Side returns are a common extension type for Victorian homes. That bit of redundant space to the side of an existing kitchen or lean-to is a great place to extend and if you don’t add a storey above, you can maximise light by glazing the roof of the new build. It doesn’t have to be one continuous glazed section (although this can be striking) – placing several rooflights along the length of the new roof is sure to bring plenty of light in. There are rooflights for both flat roofs and sloping so design a roofline that suits your build before choosing your glazing.

4. Choose a roof lantern for a light-filled dining area

Larger extensions can lead to little light reaching the back or centre of the room. While the walls may be a good place to start when it comes to glazing, the best way to get light into the internal footprint of the build is with light from above. Like rooflights, roof lanterns will bring extra light into you home. They work well in dining areas and are a great match for more traditional homes.

light filled kitchen extension with roof lanterns

(Image credit: Alpine Aluminium)

5. Find space for floor-to-ceiling glazing

If you have space for a window, why not make it full length to bring in as much light as possible? This can suit narrow sections of wall where a door won’t make sense and could bring in as much as 50 per cent more light than a standard window. Just be mindful of solar gain when choosing floor-to-ceiling glazing – especially if it doesn’t open. Choose suitable blinds to mitigate on extra sunny days.

floor to ceiling glazing and doors in a living space

(Image credit: Alpine Aluminium)

6. Don’t forget how décor can maximise light
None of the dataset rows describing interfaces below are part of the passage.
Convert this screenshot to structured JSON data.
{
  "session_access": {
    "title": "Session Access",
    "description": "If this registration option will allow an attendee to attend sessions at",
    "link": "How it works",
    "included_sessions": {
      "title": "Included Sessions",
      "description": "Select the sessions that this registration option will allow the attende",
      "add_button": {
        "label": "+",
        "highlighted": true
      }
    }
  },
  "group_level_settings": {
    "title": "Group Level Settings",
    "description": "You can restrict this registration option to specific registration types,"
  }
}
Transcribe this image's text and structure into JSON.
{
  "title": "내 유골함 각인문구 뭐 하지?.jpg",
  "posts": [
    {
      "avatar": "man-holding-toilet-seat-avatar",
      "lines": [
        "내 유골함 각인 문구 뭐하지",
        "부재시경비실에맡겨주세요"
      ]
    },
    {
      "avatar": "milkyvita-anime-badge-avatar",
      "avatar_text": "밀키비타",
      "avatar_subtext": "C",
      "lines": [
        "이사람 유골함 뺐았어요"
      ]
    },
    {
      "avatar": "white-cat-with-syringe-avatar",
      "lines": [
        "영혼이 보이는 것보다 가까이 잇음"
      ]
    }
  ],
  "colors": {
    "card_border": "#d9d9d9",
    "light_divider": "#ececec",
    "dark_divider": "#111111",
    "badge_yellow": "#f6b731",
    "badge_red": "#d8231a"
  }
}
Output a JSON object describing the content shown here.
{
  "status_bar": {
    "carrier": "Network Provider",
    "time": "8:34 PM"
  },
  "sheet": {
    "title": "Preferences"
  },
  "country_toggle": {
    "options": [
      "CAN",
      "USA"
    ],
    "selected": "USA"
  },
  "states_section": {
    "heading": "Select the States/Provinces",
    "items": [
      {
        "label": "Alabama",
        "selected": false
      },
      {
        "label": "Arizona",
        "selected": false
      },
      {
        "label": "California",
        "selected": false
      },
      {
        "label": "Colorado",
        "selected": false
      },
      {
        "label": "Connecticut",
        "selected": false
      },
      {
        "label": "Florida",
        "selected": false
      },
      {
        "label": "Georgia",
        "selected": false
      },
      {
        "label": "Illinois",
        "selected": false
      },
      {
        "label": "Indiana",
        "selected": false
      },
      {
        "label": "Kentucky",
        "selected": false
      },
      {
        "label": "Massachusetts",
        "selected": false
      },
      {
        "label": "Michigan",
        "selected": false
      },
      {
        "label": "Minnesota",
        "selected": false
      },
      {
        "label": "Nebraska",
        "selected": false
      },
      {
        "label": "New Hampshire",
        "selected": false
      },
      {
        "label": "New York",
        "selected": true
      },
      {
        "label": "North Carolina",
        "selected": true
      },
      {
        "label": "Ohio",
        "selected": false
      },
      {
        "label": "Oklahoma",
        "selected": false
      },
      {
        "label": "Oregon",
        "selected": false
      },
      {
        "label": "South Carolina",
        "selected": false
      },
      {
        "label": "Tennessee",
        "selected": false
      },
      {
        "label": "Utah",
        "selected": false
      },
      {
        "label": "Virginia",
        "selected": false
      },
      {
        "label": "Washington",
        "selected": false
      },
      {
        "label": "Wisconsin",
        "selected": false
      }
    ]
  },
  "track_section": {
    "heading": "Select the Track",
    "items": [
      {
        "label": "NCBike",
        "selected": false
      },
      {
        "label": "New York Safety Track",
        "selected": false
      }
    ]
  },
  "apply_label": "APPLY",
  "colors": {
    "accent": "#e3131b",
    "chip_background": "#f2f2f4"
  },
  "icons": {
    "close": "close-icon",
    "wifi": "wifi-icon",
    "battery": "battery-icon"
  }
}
Once you have chosen all of your glazing, there are several clever decorating tricks to make the most of natural light. Light colours are an obvious solution, but also think about where you can include reflective surfaces to bounce more light around the room. We aren’t just talking about mirrors – the trend for high gloss kitchen cabinets will work in your favour too. 

As well as this, follow any design principles you would for a north-facing room. For ideas, check out Scandinavian decorating ideas. With cold, dark winters in the northern hemisphere, they have become masters at creating bright and light homes. Pale wood flooring, white walls and lots of texture to make it feel cosy on colder days are key to the look.